Adelaide also can't sit back in a defensive shell and zone off as they did with the Wildcats. Give Ware and Goulding any airspace, and that is death.
The twin terrors on the wing of Childress and Creek are on fire; we know what to expect from them. Nathan Sobey will have his moments. It's Daniel Johnson who provides the X-factor.
Johnson had a subdued performance in Perth Arena, a massive problem if he repeats the same uneven performance against United. He looked out of sorts, often rushing decisions and played himself out of the game.
But he has the greatest capacity to turn a game in Adelaide's favour in this series -- a conflation of shoulder-shimmying, up-and-unders, hook shots and goodies in his arsenal. He can drag Boone away from the defensive glass just because of his range.
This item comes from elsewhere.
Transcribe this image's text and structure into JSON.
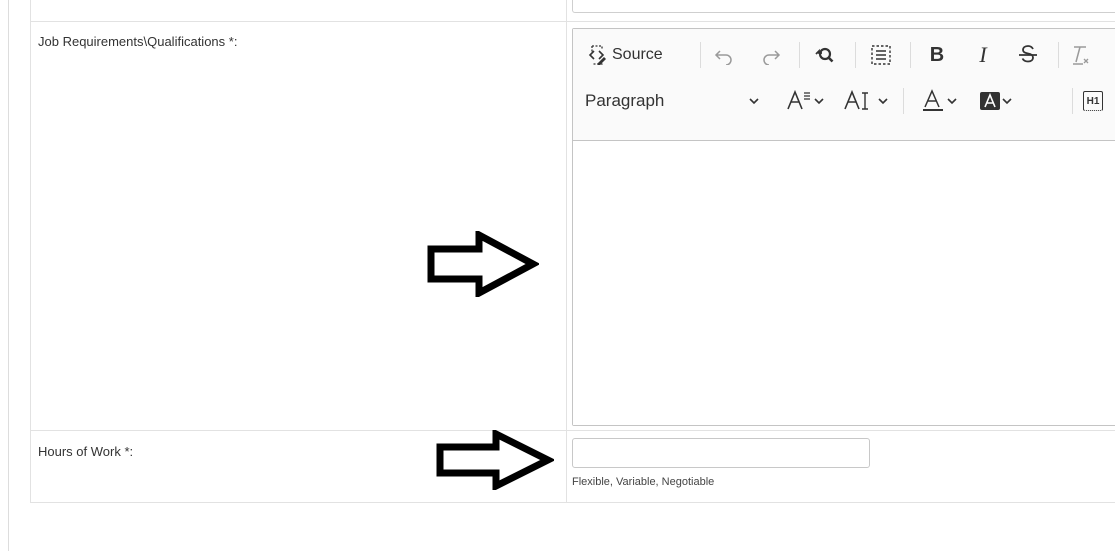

At the very least, Johnson can get Boone in foul trouble -- which takes Melbourne's best defensive eraser off the court.
The pace of the games will come down to offensive execution and floor balance. United will mix up the tempo, keeping the 36ers off-guard. The most interesting part will be in seeing how much United commit to the offensive glass, and how disciplined they are in getting bodies back in defensive transition immediately after a shot.
The 36ers have more depth, but United have more top-end talent. Watch for the 36ers to make runs when the likes of Casper Ware and Josh Boone sit, but there's a feeling of invincibility around United at the moment -- and it's hard to argue against them considering their record. They've lost two games since Christmas. They should be title favourites.
Adelaide's self-belief, meanwhile, is sky-high -- and that could be their greatest strength. There's a genuine belief in the club that they blew an opportunity last year, and this is the year for redemption. They also have great belief that their system can deliver a title.
Adelaide need to win at least once at Hisense Arena, a tall order given the strength of both squads at home. Still, I wouldn't be surprised if this series goes five games and into the annals of classic NBL lore.